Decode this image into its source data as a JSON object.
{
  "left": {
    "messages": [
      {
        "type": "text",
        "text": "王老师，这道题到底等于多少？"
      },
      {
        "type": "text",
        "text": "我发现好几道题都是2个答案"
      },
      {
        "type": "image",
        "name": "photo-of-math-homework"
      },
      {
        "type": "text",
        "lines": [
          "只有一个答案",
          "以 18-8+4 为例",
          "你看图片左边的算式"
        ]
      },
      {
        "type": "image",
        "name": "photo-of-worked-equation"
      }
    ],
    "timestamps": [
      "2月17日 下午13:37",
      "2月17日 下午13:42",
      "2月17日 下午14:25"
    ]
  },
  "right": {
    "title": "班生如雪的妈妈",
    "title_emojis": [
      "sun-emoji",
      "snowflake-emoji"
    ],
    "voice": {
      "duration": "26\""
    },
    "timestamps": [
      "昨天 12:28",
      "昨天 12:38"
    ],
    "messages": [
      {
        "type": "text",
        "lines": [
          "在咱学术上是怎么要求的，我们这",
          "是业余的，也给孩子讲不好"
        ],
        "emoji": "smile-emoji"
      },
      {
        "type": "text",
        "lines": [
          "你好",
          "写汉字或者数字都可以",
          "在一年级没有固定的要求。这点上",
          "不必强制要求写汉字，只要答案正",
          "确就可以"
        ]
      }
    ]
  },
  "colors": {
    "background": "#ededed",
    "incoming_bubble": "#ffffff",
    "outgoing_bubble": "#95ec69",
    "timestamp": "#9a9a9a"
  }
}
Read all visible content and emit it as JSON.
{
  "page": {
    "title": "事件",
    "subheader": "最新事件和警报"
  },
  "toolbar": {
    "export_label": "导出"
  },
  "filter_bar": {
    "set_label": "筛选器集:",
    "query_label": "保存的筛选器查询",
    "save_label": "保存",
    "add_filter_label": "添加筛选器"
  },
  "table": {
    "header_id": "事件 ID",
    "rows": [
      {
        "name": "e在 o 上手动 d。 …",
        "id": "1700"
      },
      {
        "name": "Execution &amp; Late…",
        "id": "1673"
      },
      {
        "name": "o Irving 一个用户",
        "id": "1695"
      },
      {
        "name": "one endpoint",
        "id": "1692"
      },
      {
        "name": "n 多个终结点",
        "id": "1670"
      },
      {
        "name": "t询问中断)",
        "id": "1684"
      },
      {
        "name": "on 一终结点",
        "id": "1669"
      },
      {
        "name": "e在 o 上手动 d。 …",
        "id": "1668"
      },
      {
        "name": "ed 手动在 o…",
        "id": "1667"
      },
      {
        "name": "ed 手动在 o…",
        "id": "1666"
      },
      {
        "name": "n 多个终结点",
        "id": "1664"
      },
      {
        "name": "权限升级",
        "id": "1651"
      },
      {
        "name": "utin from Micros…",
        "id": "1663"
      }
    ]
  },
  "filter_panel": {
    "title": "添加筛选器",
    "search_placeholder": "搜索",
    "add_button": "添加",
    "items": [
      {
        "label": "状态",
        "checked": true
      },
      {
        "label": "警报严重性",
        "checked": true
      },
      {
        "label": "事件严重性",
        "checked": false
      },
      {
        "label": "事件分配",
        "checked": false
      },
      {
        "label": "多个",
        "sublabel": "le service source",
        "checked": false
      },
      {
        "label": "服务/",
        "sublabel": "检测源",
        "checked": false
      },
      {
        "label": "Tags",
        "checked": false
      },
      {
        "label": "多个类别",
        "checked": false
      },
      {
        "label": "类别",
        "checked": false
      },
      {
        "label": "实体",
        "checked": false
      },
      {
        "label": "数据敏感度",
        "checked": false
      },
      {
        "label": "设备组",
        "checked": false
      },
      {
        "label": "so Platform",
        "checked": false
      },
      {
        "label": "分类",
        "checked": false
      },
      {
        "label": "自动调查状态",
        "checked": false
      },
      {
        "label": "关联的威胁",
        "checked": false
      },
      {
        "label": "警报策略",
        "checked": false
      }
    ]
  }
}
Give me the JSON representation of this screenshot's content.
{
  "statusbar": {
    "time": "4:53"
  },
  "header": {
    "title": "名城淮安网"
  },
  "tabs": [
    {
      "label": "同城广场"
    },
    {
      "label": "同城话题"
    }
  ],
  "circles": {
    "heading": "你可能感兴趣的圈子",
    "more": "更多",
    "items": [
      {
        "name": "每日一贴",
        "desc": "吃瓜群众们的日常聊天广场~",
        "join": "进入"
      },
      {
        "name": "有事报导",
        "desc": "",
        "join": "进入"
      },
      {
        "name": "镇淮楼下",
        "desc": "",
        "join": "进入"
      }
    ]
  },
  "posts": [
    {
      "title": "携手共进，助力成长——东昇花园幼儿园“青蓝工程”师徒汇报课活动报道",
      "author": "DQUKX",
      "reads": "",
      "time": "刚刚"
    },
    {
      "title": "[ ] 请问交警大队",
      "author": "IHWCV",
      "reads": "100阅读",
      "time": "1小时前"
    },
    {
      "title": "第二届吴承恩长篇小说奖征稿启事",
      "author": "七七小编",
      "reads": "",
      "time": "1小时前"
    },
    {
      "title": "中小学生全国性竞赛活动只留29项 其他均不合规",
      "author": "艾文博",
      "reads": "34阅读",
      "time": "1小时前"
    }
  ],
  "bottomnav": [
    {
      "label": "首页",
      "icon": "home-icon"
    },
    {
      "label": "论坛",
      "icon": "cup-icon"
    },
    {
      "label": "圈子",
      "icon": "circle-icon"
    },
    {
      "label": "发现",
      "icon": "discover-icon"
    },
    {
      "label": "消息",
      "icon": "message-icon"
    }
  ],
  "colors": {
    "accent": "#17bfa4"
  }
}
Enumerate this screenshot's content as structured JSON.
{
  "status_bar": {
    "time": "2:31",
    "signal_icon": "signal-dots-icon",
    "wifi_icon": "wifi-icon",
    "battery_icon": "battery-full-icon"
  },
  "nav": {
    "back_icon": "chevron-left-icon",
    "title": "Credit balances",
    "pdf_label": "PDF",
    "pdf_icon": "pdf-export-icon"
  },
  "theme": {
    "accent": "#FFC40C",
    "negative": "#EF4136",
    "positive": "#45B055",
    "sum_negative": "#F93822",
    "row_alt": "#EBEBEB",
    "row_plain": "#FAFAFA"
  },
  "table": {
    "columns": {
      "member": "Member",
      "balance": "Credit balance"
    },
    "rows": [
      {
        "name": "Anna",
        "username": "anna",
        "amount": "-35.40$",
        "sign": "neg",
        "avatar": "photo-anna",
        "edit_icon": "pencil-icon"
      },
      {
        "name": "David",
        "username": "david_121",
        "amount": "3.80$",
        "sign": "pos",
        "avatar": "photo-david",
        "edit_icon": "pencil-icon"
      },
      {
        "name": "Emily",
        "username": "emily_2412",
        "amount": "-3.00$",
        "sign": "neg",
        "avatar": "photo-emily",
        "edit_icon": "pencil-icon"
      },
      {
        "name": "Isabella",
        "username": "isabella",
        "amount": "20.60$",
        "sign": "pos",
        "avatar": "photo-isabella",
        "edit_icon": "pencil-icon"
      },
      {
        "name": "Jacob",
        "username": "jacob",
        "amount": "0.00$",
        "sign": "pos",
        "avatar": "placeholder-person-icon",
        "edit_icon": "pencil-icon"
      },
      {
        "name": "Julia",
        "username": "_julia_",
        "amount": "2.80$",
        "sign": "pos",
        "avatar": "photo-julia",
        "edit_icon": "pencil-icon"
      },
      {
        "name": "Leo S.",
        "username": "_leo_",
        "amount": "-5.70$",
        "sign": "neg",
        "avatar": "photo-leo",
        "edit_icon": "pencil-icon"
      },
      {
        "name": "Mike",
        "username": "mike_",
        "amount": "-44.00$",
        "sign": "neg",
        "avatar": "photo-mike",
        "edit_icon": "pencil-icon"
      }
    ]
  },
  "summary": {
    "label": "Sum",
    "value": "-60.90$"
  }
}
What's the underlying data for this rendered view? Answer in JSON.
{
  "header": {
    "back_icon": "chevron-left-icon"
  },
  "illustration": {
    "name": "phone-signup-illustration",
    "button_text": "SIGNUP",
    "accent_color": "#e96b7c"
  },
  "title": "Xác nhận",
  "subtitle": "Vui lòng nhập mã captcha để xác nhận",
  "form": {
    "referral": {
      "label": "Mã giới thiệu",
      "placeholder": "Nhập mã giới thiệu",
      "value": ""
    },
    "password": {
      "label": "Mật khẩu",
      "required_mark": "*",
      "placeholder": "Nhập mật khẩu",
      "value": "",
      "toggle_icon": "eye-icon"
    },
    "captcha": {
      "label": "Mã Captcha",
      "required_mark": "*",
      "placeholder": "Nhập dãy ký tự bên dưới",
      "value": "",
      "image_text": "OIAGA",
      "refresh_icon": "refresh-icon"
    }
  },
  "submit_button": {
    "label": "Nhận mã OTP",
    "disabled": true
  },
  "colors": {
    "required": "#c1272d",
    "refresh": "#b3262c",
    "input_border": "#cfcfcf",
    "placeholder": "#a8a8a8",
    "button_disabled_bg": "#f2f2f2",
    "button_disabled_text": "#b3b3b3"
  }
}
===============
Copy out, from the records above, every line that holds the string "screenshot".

**ANSWER TO THE EXERCISE**.
Give me the JSON representation of this screenshot's content.
Enumerate this screenshot's content as structured JSON.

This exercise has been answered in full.